--- Data section ---

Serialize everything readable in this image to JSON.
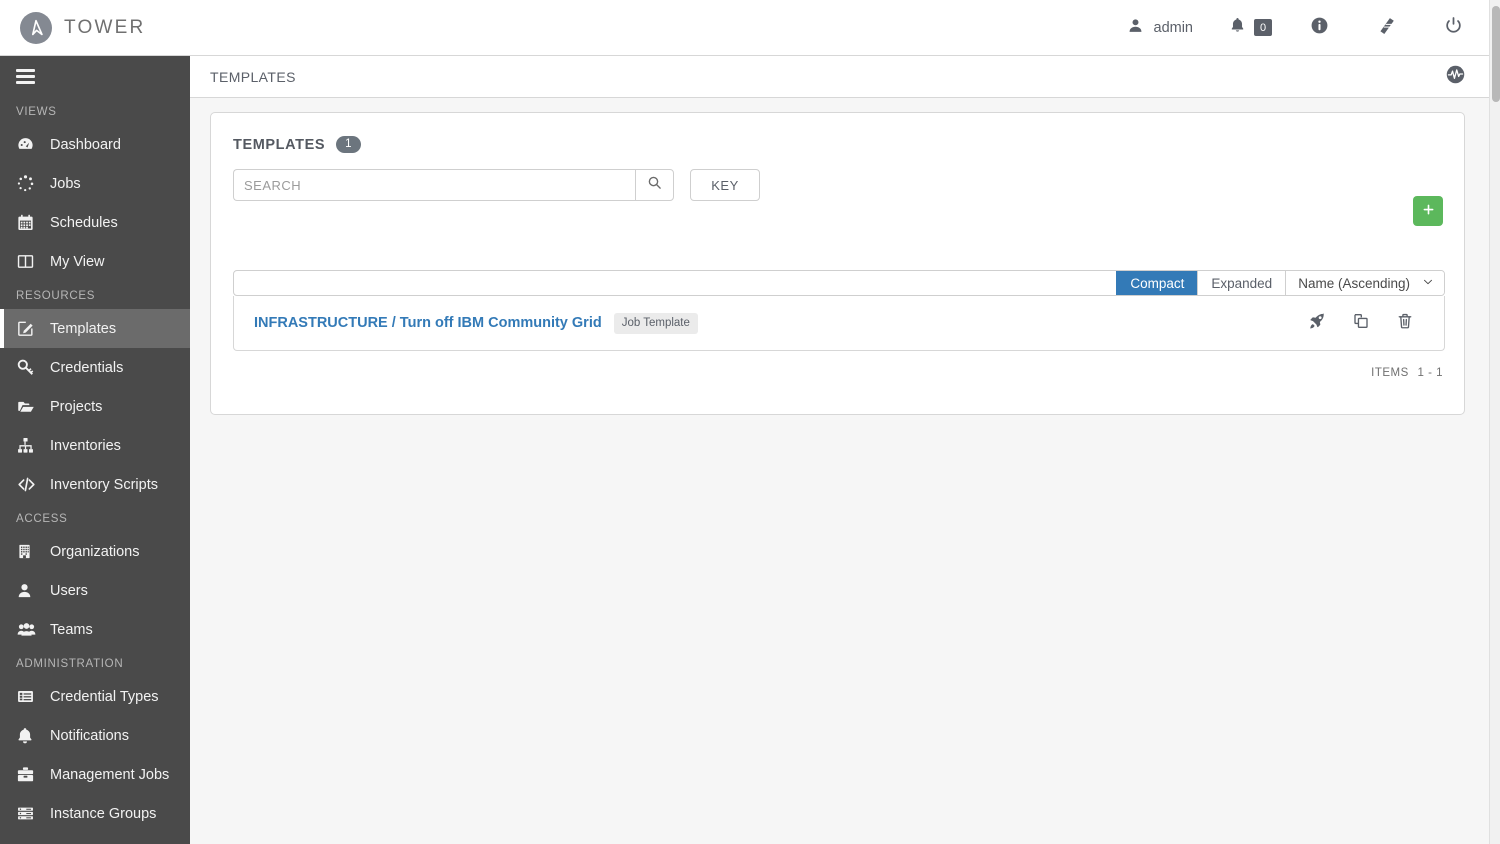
{
  "brand": {
    "name": "TOWER",
    "logo_icon": "ansible-logo-icon",
    "logo_color": "#848992"
  },
  "topnav": {
    "user_icon": "user-icon",
    "user_name": "admin",
    "bell_icon": "bell-icon",
    "notification_count": "0",
    "info_icon": "info-circle-icon",
    "docs_icon": "book-icon",
    "logout_icon": "power-off-icon"
  },
  "sidebar": {
    "hamburger_icon": "hamburger-menu-icon",
    "sections": [
      {
        "label": "VIEWS",
        "items": [
          {
            "label": "Dashboard",
            "icon": "dashboard-gauge-icon",
            "active": false
          },
          {
            "label": "Jobs",
            "icon": "jobs-dots-icon",
            "active": false
          },
          {
            "label": "Schedules",
            "icon": "calendar-icon",
            "active": false
          },
          {
            "label": "My View",
            "icon": "columns-icon",
            "active": false
          }
        ]
      },
      {
        "label": "RESOURCES",
        "items": [
          {
            "label": "Templates",
            "icon": "pencil-square-icon",
            "active": true
          },
          {
            "label": "Credentials",
            "icon": "key-icon",
            "active": false
          },
          {
            "label": "Projects",
            "icon": "folder-open-icon",
            "active": false
          },
          {
            "label": "Inventories",
            "icon": "sitemap-icon",
            "active": false
          },
          {
            "label": "Inventory Scripts",
            "icon": "code-icon",
            "active": false
          }
        ]
      },
      {
        "label": "ACCESS",
        "items": [
          {
            "label": "Organizations",
            "icon": "building-icon",
            "active": false
          },
          {
            "label": "Users",
            "icon": "user-icon",
            "active": false
          },
          {
            "label": "Teams",
            "icon": "users-group-icon",
            "active": false
          }
        ]
      },
      {
        "label": "ADMINISTRATION",
        "items": [
          {
            "label": "Credential Types",
            "icon": "list-alt-icon",
            "active": false
          },
          {
            "label": "Notifications",
            "icon": "bell-icon",
            "active": false
          },
          {
            "label": "Management Jobs",
            "icon": "briefcase-icon",
            "active": false
          },
          {
            "label": "Instance Groups",
            "icon": "server-stack-icon",
            "active": false
          }
        ]
      }
    ]
  },
  "breadcrumb": {
    "title": "TEMPLATES",
    "activity_stream_icon": "activity-stream-icon"
  },
  "card": {
    "title": "TEMPLATES",
    "count": "1",
    "search": {
      "placeholder": "SEARCH",
      "value": "",
      "search_icon": "search-icon"
    },
    "key_button": "KEY",
    "add_button": {
      "label": "+",
      "icon": "plus-icon",
      "color": "#5cb85c"
    },
    "toolbar": {
      "filter_value": "",
      "view_modes": [
        {
          "label": "Compact",
          "selected": true
        },
        {
          "label": "Expanded",
          "selected": false
        }
      ],
      "sort": {
        "value": "Name (Ascending)",
        "chevron_icon": "chevron-down-icon"
      },
      "selected_color": "#337ab7"
    },
    "rows": [
      {
        "name": "INFRASTRUCTURE / Turn off IBM Community Grid",
        "badge": "Job Template",
        "actions": [
          {
            "name": "launch",
            "icon": "rocket-icon"
          },
          {
            "name": "copy",
            "icon": "copy-icon"
          },
          {
            "name": "delete",
            "icon": "trash-icon"
          }
        ]
      }
    ],
    "footer": {
      "items_label": "ITEMS",
      "items_range": "1 - 1"
    }
  }
}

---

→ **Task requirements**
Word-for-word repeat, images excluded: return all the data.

→ **Output of the task**
Serialize everything readable in this image to JSON.
{
  "brand": {
    "name": "TOWER",
    "logo_icon": "ansible-logo-icon",
    "logo_color": "#848992"
  },
  "topnav": {
    "user_icon": "user-icon",
    "user_name": "admin",
    "bell_icon": "bell-icon",
    "notification_count": "0",
    "info_icon": "info-circle-icon",
    "docs_icon": "book-icon",
    "logout_icon": "power-off-icon"
  },
  "sidebar": {
    "hamburger_icon": "hamburger-menu-icon",
    "sections": [
      {
        "label": "VIEWS",
        "items": [
          {
            "label": "Dashboard",
            "icon": "dashboard-gauge-icon",
            "active": false
          },
          {
            "label": "Jobs",
            "icon": "jobs-dots-icon",
            "active": false
          },
          {
            "label": "Schedules",
            "icon": "calendar-icon",
            "active": false
          },
          {
            "label": "My View",
            "icon": "columns-icon",
            "active": false
          }
        ]
      },
      {
        "label": "RESOURCES",
        "items": [
          {
            "label": "Templates",
            "icon": "pencil-square-icon",
            "active": true
          },
          {
            "label": "Credentials",
            "icon": "key-icon",
            "active": false
          },
          {
            "label": "Projects",
            "icon": "folder-open-icon",
            "active": false
          },
          {
            "label": "Inventories",
            "icon": "sitemap-icon",
            "active": false
          },
          {
            "label": "Inventory Scripts",
            "icon": "code-icon",
            "active": false
          }
        ]
      },
      {
        "label": "ACCESS",
        "items": [
          {
            "label": "Organizations",
            "icon": "building-icon",
            "active": false
          },
          {
            "label": "Users",
            "icon": "user-icon",
            "active": false
          },
          {
            "label": "Teams",
            "icon": "users-group-icon",
            "active": false
          }
        ]
      },
      {
        "label": "ADMINISTRATION",
        "items": [
          {
            "label": "Credential Types",
            "icon": "list-alt-icon",
            "active": false
          },
          {
            "label": "Notifications",
            "icon": "bell-icon",
            "active": false
          },
          {
            "label": "Management Jobs",
            "icon": "briefcase-icon",
            "active": false
          },
          {
            "label": "Instance Groups",
            "icon": "server-stack-icon",
            "active": false
          }
        ]
      }
    ]
  },
  "breadcrumb": {
    "title": "TEMPLATES",
    "activity_stream_icon": "activity-stream-icon"
  },
  "card": {
    "title": "TEMPLATES",
    "count": "1",
    "search": {
      "placeholder": "SEARCH",
      "value": "",
      "search_icon": "search-icon"
    },
    "key_button": "KEY",
    "add_button": {
      "label": "+",
      "icon": "plus-icon",
      "color": "#5cb85c"
    },
    "toolbar": {
      "filter_value": "",
      "view_modes": [
        {
          "label": "Compact",
          "selected": true
        },
        {
          "label": "Expanded",
          "selected": false
        }
      ],
      "sort": {
        "value": "Name (Ascending)",
        "chevron_icon": "chevron-down-icon"
      },
      "selected_color": "#337ab7"
    },
    "rows": [
      {
        "name": "INFRASTRUCTURE / Turn off IBM Community Grid",
        "badge": "Job Template",
        "actions": [
          {
            "name": "launch",
            "icon": "rocket-icon"
          },
          {
            "name": "copy",
            "icon": "copy-icon"
          },
          {
            "name": "delete",
            "icon": "trash-icon"
          }
        ]
      }
    ],
    "footer": {
      "items_label": "ITEMS",
      "items_range": "1 - 1"
    }
  }
}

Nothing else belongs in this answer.